Biorobotic Heart Imitates the Real Thing and Could Further Research

By   |  January 12, 2024

By Dennis Thompson HealthDay Reporter  |  Copyright © 2024 HealthDay. All rights reserved.

THURSDAY, Jan. 11, 2024 (HealthDay News) -- A biorobotic heart that combines a biological pig heart with a silicone robotic pump is providing researchers with a new tool to understand and potentially treat heart disease.

Scientists built the heart by replacing the heart muscle in the left chamber with a soft silicone robotic pump system powered by air.

When inflated, the pump twists and squeezes the heart like real heart muscle, simulating a natural heartbeat.

Using the bionic organ, researchers tested surgical methods to treat a leaky heart valve, which can trigger heart failure.

“It was really interesting for the surgeons to see every step,” said senior researcher Ellen Roche, a biomedical engineer with the Massachusetts Institute of Technology (MIT), in Boston. “When you’re working with patients, you can’t visualize the process because there’s blood in the heart.”

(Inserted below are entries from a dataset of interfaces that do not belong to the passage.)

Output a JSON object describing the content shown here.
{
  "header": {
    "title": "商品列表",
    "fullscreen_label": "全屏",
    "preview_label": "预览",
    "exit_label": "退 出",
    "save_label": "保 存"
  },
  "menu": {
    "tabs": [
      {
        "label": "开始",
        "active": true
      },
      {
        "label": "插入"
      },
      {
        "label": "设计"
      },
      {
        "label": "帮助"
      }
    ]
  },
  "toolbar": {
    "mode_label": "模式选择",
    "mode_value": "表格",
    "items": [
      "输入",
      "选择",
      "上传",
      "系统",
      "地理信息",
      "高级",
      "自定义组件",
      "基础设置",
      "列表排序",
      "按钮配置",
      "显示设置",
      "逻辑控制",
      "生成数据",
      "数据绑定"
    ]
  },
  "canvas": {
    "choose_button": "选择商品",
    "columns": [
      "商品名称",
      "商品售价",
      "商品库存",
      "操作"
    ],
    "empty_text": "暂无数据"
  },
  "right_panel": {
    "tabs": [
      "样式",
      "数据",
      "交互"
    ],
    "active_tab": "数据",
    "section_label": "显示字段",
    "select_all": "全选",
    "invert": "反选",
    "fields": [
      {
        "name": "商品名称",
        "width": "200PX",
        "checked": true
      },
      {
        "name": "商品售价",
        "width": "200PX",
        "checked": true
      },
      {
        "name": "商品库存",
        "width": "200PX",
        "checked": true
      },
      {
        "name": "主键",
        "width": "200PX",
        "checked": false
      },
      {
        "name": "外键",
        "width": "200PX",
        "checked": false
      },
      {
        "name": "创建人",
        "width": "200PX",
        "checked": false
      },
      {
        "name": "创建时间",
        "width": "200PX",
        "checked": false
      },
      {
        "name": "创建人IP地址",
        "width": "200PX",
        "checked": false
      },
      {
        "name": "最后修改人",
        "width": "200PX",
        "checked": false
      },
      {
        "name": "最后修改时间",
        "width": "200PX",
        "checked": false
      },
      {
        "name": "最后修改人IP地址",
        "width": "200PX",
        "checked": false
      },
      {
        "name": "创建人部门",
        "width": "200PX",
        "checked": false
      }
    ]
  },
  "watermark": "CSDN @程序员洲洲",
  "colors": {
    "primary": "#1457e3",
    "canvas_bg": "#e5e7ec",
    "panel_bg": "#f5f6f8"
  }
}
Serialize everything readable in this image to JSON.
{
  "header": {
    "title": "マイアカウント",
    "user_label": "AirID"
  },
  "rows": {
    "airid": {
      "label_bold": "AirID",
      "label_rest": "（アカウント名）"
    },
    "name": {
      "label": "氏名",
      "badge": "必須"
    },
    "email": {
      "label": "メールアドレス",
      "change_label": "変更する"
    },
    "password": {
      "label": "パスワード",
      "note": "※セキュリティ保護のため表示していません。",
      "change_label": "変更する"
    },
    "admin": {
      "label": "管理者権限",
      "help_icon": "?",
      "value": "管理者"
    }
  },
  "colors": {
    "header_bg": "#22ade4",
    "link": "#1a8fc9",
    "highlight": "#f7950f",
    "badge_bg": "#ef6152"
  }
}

New treatments for heart problems must undergo rigorous testing in heart simulators and animal subjects before they are used in humans, the researchers noted in background notes.

Unfortunately, existing heart simulators have a short shelf life of two to four hours, and they don’t completely capture the complex workings of a heart. At the same time, animal studies are pricey and don’t always translate to humans.

The biorobotic heart is meant to bridge these gaps by providing a less expensive method with a shelf life of months instead of hours, researchers said.

“The simulator has a huge benefit as a research tool for those who study different heart valve conditions and interventions,” Roche noted.

“It can serve as a surgical training platform for clinicians, medical students, and trainees, allow device engineers to study their new designs, and even help patients better understand their own disease and potential treatments,” she added.

For this study, researchers focused on a disorder called mitral valve regurgitation, in which the valve between the two left heart chambers doesn’t close properly.

This causes a leaky heart valve through which blood can flow backward, leading to shortness of breath, swelling of the limbs and potentially heart failure. The condition affects more than 24 million people around the world, the researchers said.

Surgeries to fix this problem are highly complex, requiring precise techniques. So researchers used the biorobotic heart -- fitted with a damaged mitral valve -- to test three different approaches.

Heart surgeons corrected the damaged valve by anchoring the valve with artificial chords, replacing the valve with a prosthetic and implanting a device to help the valve close.

All three procedures were successful, restoring blood pressure, blood flow and heart function, researchers report.

The report was published Jan. 10 in the journal Cell Press.

The biorobotic heart also allowed the team to collect real-time data during surgery. Because the artificial blood is clear, surgeons can directly see what is happening while they work.

Given this success, Roche’s team aims to improve the biorobotic heart by making it quicker to build one and designing versions with an even longer shelf life.

They’re also exploring 3D printing technology that might allow them to recreate a synthetic human heart.

“Our biorobotic heart may help improve the device design cycle, allow rapid iterations, get things approved by regulatory bodies and launch them into the market quickly,” Roche said ina journal news release. “Expediting and improving these processes will ultimately benefit patients.”

More information

The Cleveland Clinic has more on mitral valve regurgitation.

SOURCE: Cell Press, news release, Jan. 10, 2024